Southeast currently has 202 international students taking undergraduate, graduate and intensive English classes. School officials want to boost that number to about 400, officials said.
The university will hire a new executive director, replacing Dr. Adelaide Parsons who is stepping down next week. Parsons will direct the Teachers of English for Speakers of Other Languages program through the rest of the calendar year.
Parsons then will retire, ending a 22-year involvement with international programs at Southeast. She's served as director of international programs for seven years.
"It's time to move on," Parsons said.
She wants to pursue her interest in United Methodist lay ministry and in serving the growing number of Hispanic congregations.
Meanwhile, she said she'll help with the transition to a new director.
Dr. Gerald McDougall, dean of the Harrison College of Business, will expand his duties to include serving as dean of international programs.
School president Dr. Ken Dobbins said it's important to put international programs on the same administrative level as other key divisions of the university.
The national search for a new director is underway. The new director will report to the dean. "I am not going to micro-manage," McDougall said.
The director will manage the day-to-day operations of the international programs.
Southeast hopes to hire the director by sometime this summer, McDougall said.
"We definitely will further internationalize the university," he said.
To do so, the university plans to expand its student and faculty exchanges as well as boosting enrollment of international students.
The university will look at ways to increase its budget for international programs, McDougall said. He said the school may seek more grants, reallocate existing funds and try to increase enrollment in the intensive English classes which generate fee revenue to help fund international programs.
Enrollment suffered after the terrorist attacks of September 2001. "Students were afraid to come," said Parsons.
The United States became more restrictive on issuing student visas, adding to recruitment difficulties, she said.
Southeast had nearly 250 international students five years ago. By last year the number had dipped to 167, she said.
But Parsons said international enrollment has rebounded thanks in part to new agreements with Chinese universities, the attraction of Saudi students through recruitment efforts aided by Saudi Arabia's decision to fund scholarships for students to study abroad and increased recruitment of Japanese students.
"We are seeing the tide turn," she said.

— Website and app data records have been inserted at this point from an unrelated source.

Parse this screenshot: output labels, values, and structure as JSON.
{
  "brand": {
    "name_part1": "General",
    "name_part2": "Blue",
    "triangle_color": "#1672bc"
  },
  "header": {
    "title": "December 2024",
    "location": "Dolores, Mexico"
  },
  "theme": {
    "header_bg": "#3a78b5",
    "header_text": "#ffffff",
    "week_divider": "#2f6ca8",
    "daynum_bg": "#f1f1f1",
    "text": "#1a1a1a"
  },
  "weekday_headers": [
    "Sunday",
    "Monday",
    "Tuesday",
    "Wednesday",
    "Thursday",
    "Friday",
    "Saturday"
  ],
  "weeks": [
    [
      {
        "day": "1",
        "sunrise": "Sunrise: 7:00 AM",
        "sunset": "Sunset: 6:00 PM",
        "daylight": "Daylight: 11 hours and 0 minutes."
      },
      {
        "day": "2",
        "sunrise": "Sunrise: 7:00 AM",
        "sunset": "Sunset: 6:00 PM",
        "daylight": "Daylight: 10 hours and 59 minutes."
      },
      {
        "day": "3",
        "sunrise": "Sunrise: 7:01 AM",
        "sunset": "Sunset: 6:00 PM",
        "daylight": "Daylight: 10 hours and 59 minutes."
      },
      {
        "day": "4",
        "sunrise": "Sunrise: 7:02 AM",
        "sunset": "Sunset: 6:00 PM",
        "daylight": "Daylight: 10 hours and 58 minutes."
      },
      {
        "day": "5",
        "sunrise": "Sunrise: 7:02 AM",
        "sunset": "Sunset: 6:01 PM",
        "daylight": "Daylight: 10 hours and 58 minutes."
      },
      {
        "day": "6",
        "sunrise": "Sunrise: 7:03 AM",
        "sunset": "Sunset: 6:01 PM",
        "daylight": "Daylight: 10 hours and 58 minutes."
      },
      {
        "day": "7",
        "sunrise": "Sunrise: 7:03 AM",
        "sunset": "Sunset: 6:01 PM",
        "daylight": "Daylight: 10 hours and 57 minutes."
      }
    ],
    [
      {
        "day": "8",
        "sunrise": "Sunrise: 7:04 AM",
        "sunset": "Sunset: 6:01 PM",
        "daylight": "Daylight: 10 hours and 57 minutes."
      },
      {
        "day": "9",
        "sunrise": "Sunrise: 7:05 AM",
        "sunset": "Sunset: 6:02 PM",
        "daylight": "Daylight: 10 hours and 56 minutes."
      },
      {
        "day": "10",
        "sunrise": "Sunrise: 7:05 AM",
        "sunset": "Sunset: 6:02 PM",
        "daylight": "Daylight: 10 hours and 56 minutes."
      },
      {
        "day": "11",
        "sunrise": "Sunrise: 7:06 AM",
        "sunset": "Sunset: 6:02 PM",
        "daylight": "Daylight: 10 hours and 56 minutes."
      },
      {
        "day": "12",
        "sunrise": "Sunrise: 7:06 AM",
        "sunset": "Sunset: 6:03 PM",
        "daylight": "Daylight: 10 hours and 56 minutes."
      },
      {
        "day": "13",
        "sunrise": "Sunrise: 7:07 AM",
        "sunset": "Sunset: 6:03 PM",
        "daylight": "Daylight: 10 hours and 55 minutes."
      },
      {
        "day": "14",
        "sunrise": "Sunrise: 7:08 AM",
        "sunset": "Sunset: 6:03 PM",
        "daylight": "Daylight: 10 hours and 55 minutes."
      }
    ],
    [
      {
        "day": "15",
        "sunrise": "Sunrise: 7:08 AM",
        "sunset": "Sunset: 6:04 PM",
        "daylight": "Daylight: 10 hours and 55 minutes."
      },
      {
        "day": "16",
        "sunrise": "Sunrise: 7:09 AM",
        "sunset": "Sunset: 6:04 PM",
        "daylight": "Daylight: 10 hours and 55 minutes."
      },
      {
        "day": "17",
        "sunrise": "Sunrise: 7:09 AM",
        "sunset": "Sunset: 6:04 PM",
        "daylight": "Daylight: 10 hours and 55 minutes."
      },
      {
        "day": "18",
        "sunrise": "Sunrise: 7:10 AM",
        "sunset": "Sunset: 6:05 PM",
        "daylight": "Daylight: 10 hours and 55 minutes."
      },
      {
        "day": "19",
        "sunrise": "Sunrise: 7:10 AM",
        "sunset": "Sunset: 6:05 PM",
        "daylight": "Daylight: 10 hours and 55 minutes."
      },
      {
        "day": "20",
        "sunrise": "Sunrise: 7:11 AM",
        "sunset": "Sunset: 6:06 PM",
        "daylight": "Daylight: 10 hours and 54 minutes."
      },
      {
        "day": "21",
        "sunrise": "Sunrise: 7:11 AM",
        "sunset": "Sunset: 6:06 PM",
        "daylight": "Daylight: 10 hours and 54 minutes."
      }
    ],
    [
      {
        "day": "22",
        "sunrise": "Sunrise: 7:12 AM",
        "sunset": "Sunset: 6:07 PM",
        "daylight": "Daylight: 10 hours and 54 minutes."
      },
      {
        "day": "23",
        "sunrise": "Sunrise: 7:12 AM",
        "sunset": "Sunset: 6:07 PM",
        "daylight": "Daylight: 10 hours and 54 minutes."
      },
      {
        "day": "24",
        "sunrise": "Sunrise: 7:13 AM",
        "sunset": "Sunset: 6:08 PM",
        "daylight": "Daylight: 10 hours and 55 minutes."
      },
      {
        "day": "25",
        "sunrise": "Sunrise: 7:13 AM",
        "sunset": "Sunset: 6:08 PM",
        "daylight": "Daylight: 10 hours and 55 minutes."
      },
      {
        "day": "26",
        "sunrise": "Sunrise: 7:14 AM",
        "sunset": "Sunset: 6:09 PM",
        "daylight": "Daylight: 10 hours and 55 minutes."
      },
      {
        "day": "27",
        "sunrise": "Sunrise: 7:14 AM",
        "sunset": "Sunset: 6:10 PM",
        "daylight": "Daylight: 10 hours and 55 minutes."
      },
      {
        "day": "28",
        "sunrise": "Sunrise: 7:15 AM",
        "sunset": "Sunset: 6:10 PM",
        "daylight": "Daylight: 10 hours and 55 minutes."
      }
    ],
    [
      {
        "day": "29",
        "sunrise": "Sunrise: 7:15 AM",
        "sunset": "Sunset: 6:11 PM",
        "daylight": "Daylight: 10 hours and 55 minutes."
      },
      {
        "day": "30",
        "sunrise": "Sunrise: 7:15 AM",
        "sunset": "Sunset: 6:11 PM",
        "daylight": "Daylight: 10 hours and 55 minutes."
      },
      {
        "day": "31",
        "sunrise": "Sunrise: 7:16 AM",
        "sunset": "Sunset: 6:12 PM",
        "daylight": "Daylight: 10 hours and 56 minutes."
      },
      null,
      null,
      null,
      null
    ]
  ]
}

Enrollment, which
Parsons said her office has worked to recruit more students from Latin America, the Middle East and Asia.
"We have visited embassies in the Washington, D.C., area and we have participated in key recruiting trips," she said.
The university also has quickened its response time in completing applications needed for students to secure visas, Parsons said.
335-6611, extension 123